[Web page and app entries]
-- -- --

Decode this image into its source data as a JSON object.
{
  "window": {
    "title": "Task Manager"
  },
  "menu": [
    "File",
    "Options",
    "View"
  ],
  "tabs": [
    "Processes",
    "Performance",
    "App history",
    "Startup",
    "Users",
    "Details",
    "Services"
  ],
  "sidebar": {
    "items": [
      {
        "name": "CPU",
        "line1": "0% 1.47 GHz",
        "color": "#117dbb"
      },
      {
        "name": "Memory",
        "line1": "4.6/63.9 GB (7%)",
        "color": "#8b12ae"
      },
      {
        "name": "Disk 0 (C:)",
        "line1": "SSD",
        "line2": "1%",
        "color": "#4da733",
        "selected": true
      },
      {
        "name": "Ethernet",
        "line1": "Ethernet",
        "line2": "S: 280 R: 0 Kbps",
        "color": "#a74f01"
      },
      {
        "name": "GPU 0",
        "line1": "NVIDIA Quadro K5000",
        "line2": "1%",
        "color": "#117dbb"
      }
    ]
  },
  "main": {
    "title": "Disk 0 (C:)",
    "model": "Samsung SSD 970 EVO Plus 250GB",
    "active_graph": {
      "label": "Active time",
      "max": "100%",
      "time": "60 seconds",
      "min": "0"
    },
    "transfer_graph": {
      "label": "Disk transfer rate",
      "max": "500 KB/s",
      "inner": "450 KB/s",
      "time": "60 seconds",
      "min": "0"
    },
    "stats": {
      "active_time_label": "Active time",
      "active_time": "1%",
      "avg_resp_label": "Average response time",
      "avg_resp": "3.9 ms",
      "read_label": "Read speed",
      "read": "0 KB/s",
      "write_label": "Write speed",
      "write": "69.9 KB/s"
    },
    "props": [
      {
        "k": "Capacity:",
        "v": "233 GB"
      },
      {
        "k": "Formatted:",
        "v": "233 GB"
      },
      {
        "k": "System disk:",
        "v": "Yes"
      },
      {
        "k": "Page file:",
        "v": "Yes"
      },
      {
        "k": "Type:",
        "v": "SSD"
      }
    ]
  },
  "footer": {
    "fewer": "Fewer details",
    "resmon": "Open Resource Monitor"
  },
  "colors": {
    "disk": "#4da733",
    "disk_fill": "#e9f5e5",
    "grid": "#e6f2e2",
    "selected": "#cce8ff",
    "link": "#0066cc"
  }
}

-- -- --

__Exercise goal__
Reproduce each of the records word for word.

__Completed exercise__
Decode this image into its source data as a JSON object.
{
  "window": {
    "title": "Task Manager"
  },
  "menu": [
    "File",
    "Options",
    "View"
  ],
  "tabs": [
    "Processes",
    "Performance",
    "App history",
    "Startup",
    "Users",
    "Details",
    "Services"
  ],
  "sidebar": {
    "items": [
      {
        "name": "CPU",
        "line1": "0% 1.47 GHz",
        "color": "#117dbb"
      },
      {
        "name": "Memory",
        "line1": "4.6/63.9 GB (7%)",
        "color": "#8b12ae"
      },
      {
        "name": "Disk 0 (C:)",
        "line1": "SSD",
        "line2": "1%",
        "color": "#4da733",
        "selected": true
      },
      {
        "name": "Ethernet",
        "line1": "Ethernet",
        "line2": "S: 280 R: 0 Kbps",
        "color": "#a74f01"
      },
      {
        "name": "GPU 0",
        "line1": "NVIDIA Quadro K5000",
        "line2": "1%",
        "color": "#117dbb"
      }
    ]
  },
  "main": {
    "title": "Disk 0 (C:)",
    "model": "Samsung SSD 970 EVO Plus 250GB",
    "active_graph": {
      "label": "Active time",
      "max": "100%",
      "time": "60 seconds",
      "min": "0"
    },
    "transfer_graph": {
      "label": "Disk transfer rate",
      "max": "500 KB/s",
      "inner": "450 KB/s",
      "time": "60 seconds",
      "min": "0"
    },
    "stats": {
      "active_time_label": "Active time",
      "active_time": "1%",
      "avg_resp_label": "Average response time",
      "avg_resp": "3.9 ms",
      "read_label": "Read speed",
      "read": "0 KB/s",
      "write_label": "Write speed",
      "write": "69.9 KB/s"
    },
    "props": [
      {
        "k": "Capacity:",
        "v": "233 GB"
      },
      {
        "k": "Formatted:",
        "v": "233 GB"
      },
      {
        "k": "System disk:",
        "v": "Yes"
      },
      {
        "k": "Page file:",
        "v": "Yes"
      },
      {
        "k": "Type:",
        "v": "SSD"
      }
    ]
  },
  "footer": {
    "fewer": "Fewer details",
    "resmon": "Open Resource Monitor"
  },
  "colors": {
    "disk": "#4da733",
    "disk_fill": "#e9f5e5",
    "grid": "#e6f2e2",
    "selected": "#cce8ff",
    "link": "#0066cc"
  }
}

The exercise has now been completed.